Edited by jackfl on 04/18/2007 10:51:50 MDT.

Richard Nisley
(richard295) - M

Locale: San Francisco Bay Area
Re: Jury rigged pfds on 04/18/2007 17:03:49 MDT Print View

I went to a couple of paddling shops and weighed all of the L/XL PFDs they had on display. My chest is 45" and so this is the size I weighed. I also measured the weight for a number of PFD sizes above and below L/XL. On average, there is about a .1 lb difference per size.

The MTI Livery PFD seems to be the best standard option for rough water packrafting at .9 lbs. This is only .06 lbs heavier than the SOS Scout inflatable suspenders before any modifications to lighten them. It has these additional benefits: it can be worn under a properly sized windshirt or rainwear for insulation, in lieu of a high loft vest; the two side straps and the accordion style foam on the sides allow a comfortable athletic fit for paddling; and there is an elastic safety loop that locks the zipper in place.

I misspoke relative to the Astral Kapok (natural material) PFDs. Contrary to the marketing hype I read, they weren't lighter than the comparable PFDs with foam... sorry Roman.

I am sure that a custom PFD could be created that weighs less than the MTI Livery but, the safety tolerance would probably be lower.

Packraft PFD Options

Edited by richard295 on 04/18/2007 19:27:46 MDT.

Ryan Jordan
(ryan) - BPL Staff - MLife

Locale: Greater Yellowstone
Re: Re: Jury rigged pfds on 04/18/2007 18:43:02 MDT Print View
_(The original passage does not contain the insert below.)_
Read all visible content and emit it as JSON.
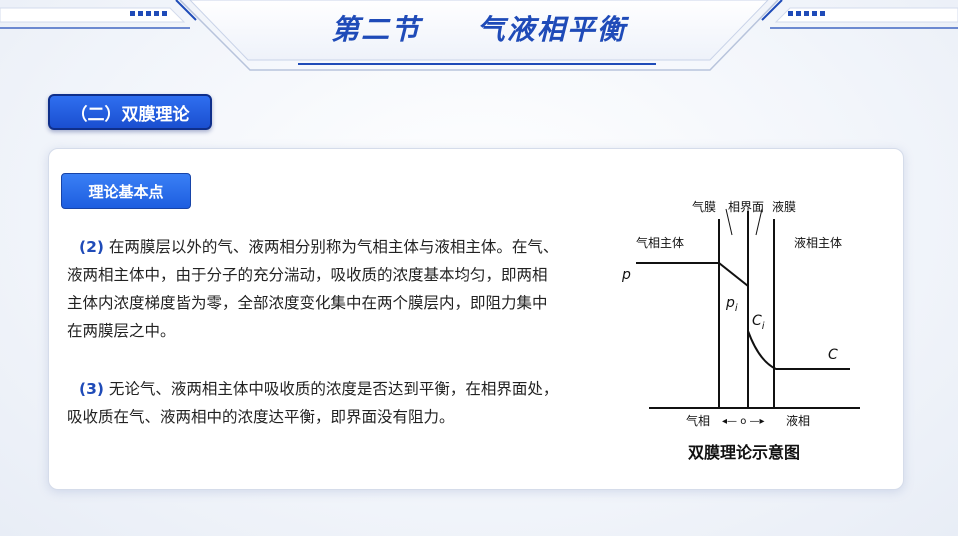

Wow, Richard, awesome data! My only gripe with the MTI Livery is lack of pockets. I need survival and misc gear in my PFD - firestarting kit, knife, whistle, camera, and a snack. So, I like PFD's with pockets. And my paddling smocks (a Patagonia Specter pullover in mild weather and an NRS Endurance Splash Top in cooler weather) have kangaroo pockets - I wear these when using the SOS or TorsoLite as my PFD.

But, at 0.9lbs it would almost be worth adding two external front pockets.